Often, employees who lack self-efficacy are convinced that succeeding at a particular task will require the investment of far more time and energy than they can afford. Explain that they have the ability to succeed but may have misjudged the effort required; urge them to invest more effort while expressing confidence that additional effort will lead to success. It helps if managers offer some extra support as work gets underway.
Occasionally employees have the opposite motivation trap. They may lack motivation because they feel, in a sense, overqualified. Employees with inflated self-efficacy pose one of the more difficult motivational management challenges. Overconfident people often make mistakes, even as they’re certain they know what they are doing. When they err, they insist that it’s the criteria for judging success on the task that is flawed, so they take no responsibility for their failures.
When dealing with such employees, it’s important to avoid challenging their ability or expertise. Instead, demonstrate to them that they have misjudged the requirements of the task, and convince them that it requires a different approach.
Trap 3, Disruptive Emotions: I’m too upset to do this.
How this trap ensnares employees: When workers are consumed with negative emotions such as anxiety, anger, or depression, they won’t be motivated to carry out a task.
How to help an employee out of this trap: Begin in a setting where you cannot be overheard. Tell them you want to understand why they are upset and engage in active listening. Do not agree or disagree. Be nonjudgmental by asking what the employee believes is causing them to be upset. Then, briefly summarize what they said back to them and ask if you have understood. If they say “no,” apologize and tell them you are listening carefully and to “please try again.” When people feel they have been understood, their negative emotions soften a bit.

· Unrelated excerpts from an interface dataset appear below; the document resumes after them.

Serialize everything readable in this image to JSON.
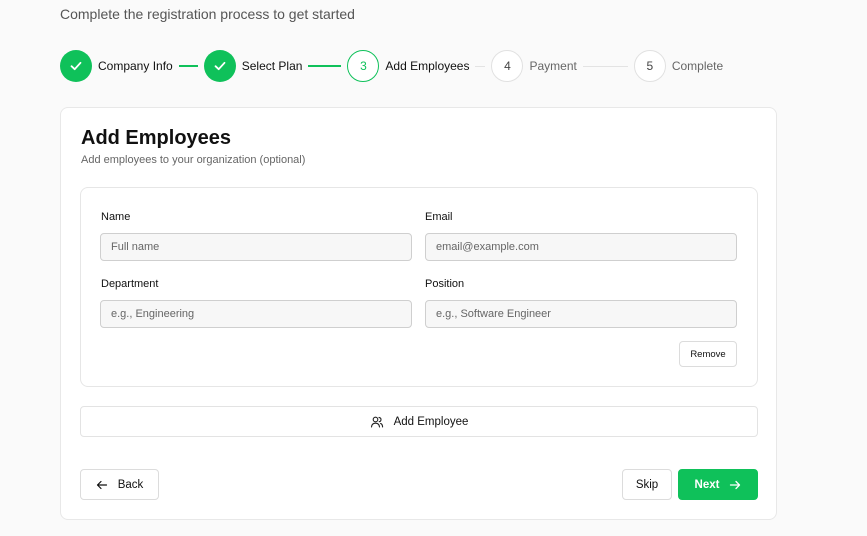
{
  "header": {
    "subtitle": "Complete the registration process to get started"
  },
  "stepper": {
    "steps": [
      {
        "number": "1",
        "label": "Company Info",
        "status": "done"
      },
      {
        "number": "2",
        "label": "Select Plan",
        "status": "done"
      },
      {
        "number": "3",
        "label": "Add Employees",
        "status": "current"
      },
      {
        "number": "4",
        "label": "Payment",
        "status": "todo"
      },
      {
        "number": "5",
        "label": "Complete",
        "status": "todo"
      }
    ]
  },
  "card": {
    "title": "Add Employees",
    "description": "Add employees to your organization (optional)"
  },
  "employee_form": {
    "name_label": "Name",
    "name_placeholder": "Full name",
    "email_label": "Email",
    "email_placeholder": "email@example.com",
    "department_label": "Department",
    "department_placeholder": "e.g., Engineering",
    "position_label": "Position",
    "position_placeholder": "e.g., Software Engineer",
    "remove_label": "Remove"
  },
  "actions": {
    "add_employee_label": "Add Employee",
    "back_label": "Back",
    "skip_label": "Skip",
    "next_label": "Next"
  },
  "colors": {
    "accent": "#0fc15a",
    "border": "#e6e6e6"
  }
}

It may be useful to tell them that you want to consider what they told you and schedule a time the next day to discuss. This often helps the person get more control over their emotions.
Keep in mind that anger is the belief that someone or something external to the person has caused or will cause them harm. Ask an employee feeling angry to try to reframe their belief about the external as resulting from ignorance or accident, not intention. Suggest ways they could invest the effort to eliminate the threat. Depression sometimes results from employees’ belief that they are internally inadequate in some way that they cannot control. In this case, it often helps to suggest that they are not “broken” or “inadequate” but only need to invest more effort in effective strategies. Offer your help. Anxious or fearful employees often respond positively to assistance with their approach to the task as well as to reminders that they are capable and can succeed with more effort.
If the emotions do not soften with time and effort or if they spring from outside the workplace, for example, it may be advisable to help the employee access counseling.
Trap 4, Attribution Errors: I don’t know what went wrong with this.
How this trap ensnares employees: When employees can’t accurately identify the reason for their struggles with a task, or when they attribute their struggles to a reason beyond their control, they won’t be motivated to do it.
How to help an employee out of this trap: Help the employee think clearly about the cause of their struggles with a task. Attribution errors are often to blame when employees seem to be finding excuses not to carry out a task (calling in sick, pleading overcommitment or “not enough time,” trying to foist the task on colleagues). Helping the employee identify exactly why the task seems insurmountable can help them move past such avoidance. If they identify a cause that’s out of their control (blaming other people, for example, or a flaw in themselves that can’t be fixed), suggest other causes that are under their control, such as the need to adopt a new strategy or to apply a greater level of planning.
With each of these four motivation traps, the trick is to think more comprehensively about what stops employees from initiating, persisting, and putting in mental effort. The research suggests that managers can do more to diagnose the motivation problems of employees. When motivation goes off the rails, identifying exactly which trap has ensnared your employees — and applying just the right targeted intervention — can get things moving again.